Share on other sites

On 10/20/2021 at 10:19 AM, myata said:

Something is deeply broken in the country, with ever growing gap between high income earners and general population. I think this income gap may be in the core of the problem though this it more research. When there's a lot of free money concentrated in a small area the market becomes distorted and refocuses on this source like a black hole near a planet. And it's not just real estate but restaurants, trades, and eventually public services as bureaucrats still like to have their mansions and services.

I see much luxury condo construction in every city I pass through but apparently not enough residential and low income housing. And why would there be if the market dictates that it's way more profitable to build condos?

Grift.  Exists hear and in the USA.  I mean seriously does a CEO of any company deserve to make $10 million dollars?  Shareholders have their nuts squeezed by board of directors that in many cases reign over a failing company but still come out the other side with massive bonuses.  But corporate welfare is another problem.  Whether its big corn in Iowa pushing to have corn ethanol in gasoline, or SNC Lavalin licking their chops in front of Trudeau's front door.  Failing magazines and newspapers get a bail out.  And how many Liberals (and liberal lite, like Tories) are on the Board of Directors at Power Corp?

Link to comment
Share on other sites

Join the conversation

You can post now and register later. If you have an account, sign in now to post with your account.

Guest
Reply to this topic...

×   Pasted as rich text.   Paste as plain text instead

  Only 75 emoji are allowed.

×   Your link has been automatically embedded.   Display as a link instead

×   Your previous content has been restored.   Clear editor

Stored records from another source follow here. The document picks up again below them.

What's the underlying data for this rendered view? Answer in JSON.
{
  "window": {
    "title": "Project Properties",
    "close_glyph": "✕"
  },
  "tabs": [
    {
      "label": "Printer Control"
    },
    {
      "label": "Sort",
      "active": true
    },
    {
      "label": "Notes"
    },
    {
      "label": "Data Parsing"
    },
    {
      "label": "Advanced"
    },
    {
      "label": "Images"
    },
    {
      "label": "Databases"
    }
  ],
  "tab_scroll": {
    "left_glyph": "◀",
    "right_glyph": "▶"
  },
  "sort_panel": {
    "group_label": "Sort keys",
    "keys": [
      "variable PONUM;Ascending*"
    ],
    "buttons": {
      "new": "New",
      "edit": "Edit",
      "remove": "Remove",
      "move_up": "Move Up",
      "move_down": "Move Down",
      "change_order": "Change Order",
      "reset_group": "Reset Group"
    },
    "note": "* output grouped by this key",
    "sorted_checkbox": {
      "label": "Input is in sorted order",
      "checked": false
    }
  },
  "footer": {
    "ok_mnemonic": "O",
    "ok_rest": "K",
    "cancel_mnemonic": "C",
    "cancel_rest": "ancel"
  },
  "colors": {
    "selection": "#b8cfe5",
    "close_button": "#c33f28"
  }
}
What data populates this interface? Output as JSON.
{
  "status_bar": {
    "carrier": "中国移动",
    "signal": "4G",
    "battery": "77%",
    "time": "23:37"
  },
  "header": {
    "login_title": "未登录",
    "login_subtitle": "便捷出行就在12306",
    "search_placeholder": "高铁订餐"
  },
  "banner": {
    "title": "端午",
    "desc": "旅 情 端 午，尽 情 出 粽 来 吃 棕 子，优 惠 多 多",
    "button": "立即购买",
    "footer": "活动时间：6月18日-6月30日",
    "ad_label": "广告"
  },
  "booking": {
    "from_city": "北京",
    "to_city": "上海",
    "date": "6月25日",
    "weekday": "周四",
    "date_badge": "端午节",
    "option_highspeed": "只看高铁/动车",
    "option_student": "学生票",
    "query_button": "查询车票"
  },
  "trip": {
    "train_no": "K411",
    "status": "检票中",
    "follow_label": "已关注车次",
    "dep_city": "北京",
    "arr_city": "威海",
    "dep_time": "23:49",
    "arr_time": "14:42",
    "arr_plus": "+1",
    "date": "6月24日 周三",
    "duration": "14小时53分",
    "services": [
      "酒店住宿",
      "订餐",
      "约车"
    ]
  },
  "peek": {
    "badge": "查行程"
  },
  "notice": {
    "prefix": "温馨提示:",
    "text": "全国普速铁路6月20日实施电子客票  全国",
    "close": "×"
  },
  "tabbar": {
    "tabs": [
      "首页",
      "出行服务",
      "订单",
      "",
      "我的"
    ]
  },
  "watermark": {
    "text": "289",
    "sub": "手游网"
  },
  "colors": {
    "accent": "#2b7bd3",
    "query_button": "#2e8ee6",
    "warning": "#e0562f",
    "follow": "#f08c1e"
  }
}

×   You cannot paste images directly. Upload or insert images from URL.

  • Tell a friend

    Love Repolitics.com - Discussion Forums? Tell a friend!
×
×
  • Create New...